## Requirement:
Copies of all lines containing the string "JSON" are needed from the data below.
(Beginning of Source material)
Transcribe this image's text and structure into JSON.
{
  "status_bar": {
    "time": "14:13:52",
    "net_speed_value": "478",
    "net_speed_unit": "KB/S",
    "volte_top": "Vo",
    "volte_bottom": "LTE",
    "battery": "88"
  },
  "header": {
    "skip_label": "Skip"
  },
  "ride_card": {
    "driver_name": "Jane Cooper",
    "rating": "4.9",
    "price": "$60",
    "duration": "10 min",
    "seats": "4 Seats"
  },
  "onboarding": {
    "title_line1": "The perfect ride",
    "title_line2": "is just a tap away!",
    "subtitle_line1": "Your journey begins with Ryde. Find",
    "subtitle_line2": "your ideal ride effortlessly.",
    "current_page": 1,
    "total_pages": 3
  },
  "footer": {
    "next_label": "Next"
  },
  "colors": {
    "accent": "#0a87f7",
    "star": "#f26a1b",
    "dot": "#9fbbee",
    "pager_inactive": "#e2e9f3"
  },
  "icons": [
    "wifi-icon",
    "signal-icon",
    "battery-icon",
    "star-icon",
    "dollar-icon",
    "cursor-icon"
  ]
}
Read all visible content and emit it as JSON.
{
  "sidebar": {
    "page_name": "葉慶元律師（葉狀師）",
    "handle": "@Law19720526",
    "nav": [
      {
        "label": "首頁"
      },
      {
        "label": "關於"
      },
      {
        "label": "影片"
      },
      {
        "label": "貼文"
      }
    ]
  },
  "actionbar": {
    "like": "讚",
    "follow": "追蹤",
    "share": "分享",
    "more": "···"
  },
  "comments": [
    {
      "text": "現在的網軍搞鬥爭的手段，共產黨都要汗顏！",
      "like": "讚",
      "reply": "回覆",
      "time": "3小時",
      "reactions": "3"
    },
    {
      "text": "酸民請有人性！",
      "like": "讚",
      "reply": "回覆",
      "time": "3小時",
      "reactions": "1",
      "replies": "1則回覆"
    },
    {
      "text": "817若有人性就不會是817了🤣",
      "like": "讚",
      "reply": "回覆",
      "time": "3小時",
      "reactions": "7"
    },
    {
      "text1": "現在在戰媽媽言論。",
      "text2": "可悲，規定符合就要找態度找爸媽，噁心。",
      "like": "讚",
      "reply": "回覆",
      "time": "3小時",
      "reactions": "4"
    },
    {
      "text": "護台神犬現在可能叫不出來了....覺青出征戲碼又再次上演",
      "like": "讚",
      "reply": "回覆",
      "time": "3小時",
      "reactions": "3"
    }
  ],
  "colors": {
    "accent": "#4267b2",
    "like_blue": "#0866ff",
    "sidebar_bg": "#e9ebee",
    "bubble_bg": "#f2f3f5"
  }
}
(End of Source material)
## Response:
Transcribe this image's text and structure into JSON.
Read all visible content and emit it as JSON.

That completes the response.